In the next in our series of the Prime Writers’ inspiring locations, Kerry Hadley-Pryce takes us to the Black Country.
The original title for my novel was Viewfinder. I wrote it as part of an MA in Creative Writing with MMU and had to fit in deadlines around a full-time job and family. It was stressful, I’m not going to lie, and I spent a lot of time walking around my home area. Walking and thinking and plotting.
I’m a Black Country girl. Born and bred. I left once, but soon came back. I remember writing my first short story, The Dark Night, aged seven, about a night-time car journey home through the Black Country landscape. It was a murder story. Everyone died. As a kid, it seemed to me that I could blink and see different aspects of the place at any time: factory chimneys and corrugated roofs next to rolling hills next to high-rise blocks next to urban farmland next to the tangle of canals. I make it sound like it’s romantic, like the Yorkshire Dales, somewhere like that. It isn’t. At all. At school, most of us had asthma, doubtless caused by the poor industrial air, but in school holidays, we’d go blackberrying over Pony Bank and there’d be actual ponies there. Who they belonged to, I still don’t know, but we used to have a go at riding them, saddleless, with the sound of the factory bull-horn in the background. If anyone minded us doing it, they never said.
And that’s the other thing about the Black Country: the people. We are a particular type. We’ve got this melancholy pride about the place that we’ll never properly admit to, but call any one of us Black Country folk a ‘Brummie’, and see what happens. All of this, it seems to me, this combination of a brooding, wheezing, semi-industrial backdrop and the people who live there, remains a major influence on my writing. I don’t know for sure precisely what it is. Maybe it’s the little alleyways or the crooked terraced houses built on open-cast mining. Maybe it’s the ugliness and the grime, the Brutalist nature of the architecture that continues to present inspiration and be a spur to my imagination. There’s something overwhelming about concrete, isn’t there? Something threatening.
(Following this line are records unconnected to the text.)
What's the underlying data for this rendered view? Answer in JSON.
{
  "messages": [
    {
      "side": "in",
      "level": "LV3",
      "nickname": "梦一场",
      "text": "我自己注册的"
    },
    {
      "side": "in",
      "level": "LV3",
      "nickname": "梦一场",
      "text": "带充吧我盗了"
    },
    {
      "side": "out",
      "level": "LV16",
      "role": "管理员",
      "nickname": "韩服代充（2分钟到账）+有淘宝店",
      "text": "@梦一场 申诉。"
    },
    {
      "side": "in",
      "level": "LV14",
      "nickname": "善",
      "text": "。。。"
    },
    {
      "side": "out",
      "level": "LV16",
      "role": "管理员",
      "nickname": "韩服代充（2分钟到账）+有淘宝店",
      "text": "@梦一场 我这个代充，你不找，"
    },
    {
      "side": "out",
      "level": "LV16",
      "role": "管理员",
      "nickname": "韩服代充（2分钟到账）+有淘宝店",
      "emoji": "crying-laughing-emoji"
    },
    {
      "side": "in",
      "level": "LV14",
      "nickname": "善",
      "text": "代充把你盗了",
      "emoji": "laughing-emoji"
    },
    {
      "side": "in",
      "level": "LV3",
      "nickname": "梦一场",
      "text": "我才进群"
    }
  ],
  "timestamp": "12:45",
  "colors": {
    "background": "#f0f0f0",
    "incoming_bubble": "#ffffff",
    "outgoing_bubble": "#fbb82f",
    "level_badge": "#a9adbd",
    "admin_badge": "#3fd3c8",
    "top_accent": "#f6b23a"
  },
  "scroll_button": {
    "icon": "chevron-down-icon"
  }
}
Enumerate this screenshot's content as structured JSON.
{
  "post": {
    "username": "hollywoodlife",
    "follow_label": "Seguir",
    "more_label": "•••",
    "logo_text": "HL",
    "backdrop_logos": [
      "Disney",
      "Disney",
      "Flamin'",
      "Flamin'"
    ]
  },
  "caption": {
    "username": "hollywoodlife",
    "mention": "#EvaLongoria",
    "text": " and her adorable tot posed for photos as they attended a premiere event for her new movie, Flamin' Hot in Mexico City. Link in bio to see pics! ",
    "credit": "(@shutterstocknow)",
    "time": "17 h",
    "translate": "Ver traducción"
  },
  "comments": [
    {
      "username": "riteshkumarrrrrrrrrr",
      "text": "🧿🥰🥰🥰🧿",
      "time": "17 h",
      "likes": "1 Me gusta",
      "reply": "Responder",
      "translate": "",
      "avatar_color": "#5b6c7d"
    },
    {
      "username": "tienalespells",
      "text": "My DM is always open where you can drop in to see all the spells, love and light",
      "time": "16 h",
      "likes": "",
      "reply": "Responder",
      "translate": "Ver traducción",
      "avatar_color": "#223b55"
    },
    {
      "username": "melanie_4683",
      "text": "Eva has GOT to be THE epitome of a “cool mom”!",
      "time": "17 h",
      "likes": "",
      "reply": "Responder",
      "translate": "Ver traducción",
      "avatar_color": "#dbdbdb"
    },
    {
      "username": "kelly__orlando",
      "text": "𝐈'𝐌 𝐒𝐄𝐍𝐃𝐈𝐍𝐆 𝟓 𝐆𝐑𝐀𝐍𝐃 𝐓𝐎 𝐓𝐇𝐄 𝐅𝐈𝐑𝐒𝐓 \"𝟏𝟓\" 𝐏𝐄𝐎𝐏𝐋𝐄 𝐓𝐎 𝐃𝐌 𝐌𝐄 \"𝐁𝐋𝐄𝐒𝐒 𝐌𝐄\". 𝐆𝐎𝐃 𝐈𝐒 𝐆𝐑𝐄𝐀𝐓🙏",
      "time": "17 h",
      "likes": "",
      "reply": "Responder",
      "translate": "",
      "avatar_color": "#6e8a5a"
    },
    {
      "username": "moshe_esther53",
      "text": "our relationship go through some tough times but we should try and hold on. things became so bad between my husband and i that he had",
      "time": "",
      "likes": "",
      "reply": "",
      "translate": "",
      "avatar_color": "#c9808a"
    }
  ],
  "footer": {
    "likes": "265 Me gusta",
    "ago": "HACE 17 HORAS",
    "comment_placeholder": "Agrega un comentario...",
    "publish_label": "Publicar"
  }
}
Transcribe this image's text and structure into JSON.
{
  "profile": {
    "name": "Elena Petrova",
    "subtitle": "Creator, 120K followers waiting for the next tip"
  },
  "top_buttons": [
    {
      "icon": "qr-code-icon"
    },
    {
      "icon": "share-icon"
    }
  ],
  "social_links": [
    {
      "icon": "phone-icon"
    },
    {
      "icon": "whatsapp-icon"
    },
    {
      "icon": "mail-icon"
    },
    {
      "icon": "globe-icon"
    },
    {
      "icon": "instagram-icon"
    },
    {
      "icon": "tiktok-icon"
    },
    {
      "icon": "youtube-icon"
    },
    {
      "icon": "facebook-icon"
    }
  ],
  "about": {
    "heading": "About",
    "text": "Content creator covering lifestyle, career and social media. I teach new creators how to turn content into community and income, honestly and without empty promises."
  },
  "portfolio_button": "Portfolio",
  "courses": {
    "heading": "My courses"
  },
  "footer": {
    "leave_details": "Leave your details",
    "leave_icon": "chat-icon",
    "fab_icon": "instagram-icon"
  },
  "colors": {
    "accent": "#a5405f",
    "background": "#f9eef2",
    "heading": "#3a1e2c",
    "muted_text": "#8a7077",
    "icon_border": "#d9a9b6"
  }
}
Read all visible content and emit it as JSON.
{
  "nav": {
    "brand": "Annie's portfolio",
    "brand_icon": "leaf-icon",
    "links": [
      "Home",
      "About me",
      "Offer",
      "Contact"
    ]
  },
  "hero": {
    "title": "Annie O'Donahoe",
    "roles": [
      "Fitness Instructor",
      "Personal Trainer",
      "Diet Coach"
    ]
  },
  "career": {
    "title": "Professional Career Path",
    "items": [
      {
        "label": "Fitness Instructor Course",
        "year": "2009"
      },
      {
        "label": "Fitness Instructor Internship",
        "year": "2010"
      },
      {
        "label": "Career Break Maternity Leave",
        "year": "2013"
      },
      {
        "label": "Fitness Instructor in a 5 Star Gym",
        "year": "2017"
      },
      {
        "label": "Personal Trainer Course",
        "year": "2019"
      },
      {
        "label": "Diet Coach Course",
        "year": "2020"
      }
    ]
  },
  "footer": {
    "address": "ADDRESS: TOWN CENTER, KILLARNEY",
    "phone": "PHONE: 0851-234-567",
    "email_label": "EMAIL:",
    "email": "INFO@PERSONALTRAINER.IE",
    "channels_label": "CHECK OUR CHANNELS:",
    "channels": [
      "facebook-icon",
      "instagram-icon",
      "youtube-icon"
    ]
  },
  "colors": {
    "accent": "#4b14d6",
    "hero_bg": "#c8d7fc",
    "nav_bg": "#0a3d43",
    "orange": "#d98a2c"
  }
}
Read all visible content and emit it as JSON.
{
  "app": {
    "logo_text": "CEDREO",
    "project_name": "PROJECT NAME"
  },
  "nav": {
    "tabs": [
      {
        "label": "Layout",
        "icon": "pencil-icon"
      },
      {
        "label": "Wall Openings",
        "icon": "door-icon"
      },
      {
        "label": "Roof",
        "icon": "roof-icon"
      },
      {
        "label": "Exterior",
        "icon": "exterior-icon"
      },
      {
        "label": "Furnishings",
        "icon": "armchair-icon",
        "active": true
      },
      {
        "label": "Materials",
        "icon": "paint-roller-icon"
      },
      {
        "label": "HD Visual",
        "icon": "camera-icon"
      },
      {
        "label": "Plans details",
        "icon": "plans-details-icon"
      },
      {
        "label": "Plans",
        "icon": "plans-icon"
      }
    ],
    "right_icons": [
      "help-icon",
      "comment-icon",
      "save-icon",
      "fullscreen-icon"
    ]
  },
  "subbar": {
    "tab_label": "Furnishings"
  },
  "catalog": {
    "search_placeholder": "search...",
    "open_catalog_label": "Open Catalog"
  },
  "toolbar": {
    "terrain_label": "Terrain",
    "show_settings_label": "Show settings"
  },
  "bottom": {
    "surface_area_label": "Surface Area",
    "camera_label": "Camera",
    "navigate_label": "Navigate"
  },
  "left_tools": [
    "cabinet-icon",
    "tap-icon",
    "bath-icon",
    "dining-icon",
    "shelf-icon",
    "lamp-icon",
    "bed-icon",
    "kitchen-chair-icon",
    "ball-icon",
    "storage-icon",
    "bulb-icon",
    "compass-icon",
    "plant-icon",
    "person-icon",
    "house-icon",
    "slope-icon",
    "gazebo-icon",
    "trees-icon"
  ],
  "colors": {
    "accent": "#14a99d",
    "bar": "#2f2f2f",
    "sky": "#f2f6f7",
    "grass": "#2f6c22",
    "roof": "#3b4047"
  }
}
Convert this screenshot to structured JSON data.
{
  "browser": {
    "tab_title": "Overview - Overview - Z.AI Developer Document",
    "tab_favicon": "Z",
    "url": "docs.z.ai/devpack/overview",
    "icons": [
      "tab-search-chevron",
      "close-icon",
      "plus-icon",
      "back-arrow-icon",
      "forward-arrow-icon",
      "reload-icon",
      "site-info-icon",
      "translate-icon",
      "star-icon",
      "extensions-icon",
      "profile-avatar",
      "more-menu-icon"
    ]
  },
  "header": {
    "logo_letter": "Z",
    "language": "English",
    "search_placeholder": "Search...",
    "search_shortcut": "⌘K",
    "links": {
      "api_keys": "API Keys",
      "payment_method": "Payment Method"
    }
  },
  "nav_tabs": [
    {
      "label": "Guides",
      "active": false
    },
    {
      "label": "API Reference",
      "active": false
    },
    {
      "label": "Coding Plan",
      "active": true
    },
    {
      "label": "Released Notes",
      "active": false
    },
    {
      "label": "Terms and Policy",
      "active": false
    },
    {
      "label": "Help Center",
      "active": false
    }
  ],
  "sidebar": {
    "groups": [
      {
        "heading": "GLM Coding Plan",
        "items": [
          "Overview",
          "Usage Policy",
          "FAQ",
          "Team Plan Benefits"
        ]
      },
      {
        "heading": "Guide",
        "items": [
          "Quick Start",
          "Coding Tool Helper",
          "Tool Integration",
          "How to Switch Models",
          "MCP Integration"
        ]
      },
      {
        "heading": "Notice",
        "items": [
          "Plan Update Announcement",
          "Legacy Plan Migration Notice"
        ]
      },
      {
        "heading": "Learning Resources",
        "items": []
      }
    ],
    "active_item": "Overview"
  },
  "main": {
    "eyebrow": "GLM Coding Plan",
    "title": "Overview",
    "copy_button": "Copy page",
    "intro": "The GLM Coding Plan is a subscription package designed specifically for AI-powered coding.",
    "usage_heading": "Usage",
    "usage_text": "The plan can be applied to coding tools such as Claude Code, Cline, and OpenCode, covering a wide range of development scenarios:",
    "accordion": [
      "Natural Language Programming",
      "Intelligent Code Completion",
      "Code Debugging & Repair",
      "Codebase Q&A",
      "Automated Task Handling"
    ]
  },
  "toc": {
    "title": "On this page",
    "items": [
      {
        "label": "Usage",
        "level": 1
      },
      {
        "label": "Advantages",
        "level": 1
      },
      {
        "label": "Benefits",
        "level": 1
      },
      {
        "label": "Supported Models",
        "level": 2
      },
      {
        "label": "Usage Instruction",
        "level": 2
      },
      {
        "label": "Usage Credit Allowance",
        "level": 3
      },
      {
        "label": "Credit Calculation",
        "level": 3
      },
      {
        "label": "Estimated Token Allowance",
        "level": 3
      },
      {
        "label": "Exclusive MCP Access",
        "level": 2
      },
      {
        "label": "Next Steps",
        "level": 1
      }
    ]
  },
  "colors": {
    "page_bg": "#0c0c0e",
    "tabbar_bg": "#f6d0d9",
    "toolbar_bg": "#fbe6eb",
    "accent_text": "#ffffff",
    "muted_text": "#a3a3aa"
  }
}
There’s something forensic about those flickering fluorescent lights that line the stairwells of council flats. Something disturbing about sounds that you might hear, but can’t quite distinguish. Something odd about that Black Country intonation – have a listen to the dialect and you’ll hear it. And the canals…what better place for secrets and grudges to hide?
When I was walking and thinking and plotting, maybe it was all this that influenced what I wrote. The characters evolved from the setting rather than fixed themselves to it. They are crooked, disturbing, odd characters, and they have secrets and grudges. And they tell lies, these characters. Maybe I’m just too much a part of the place to see it. Whatever it was, it was the right place to set my novel, which had to be called The Black Country, really.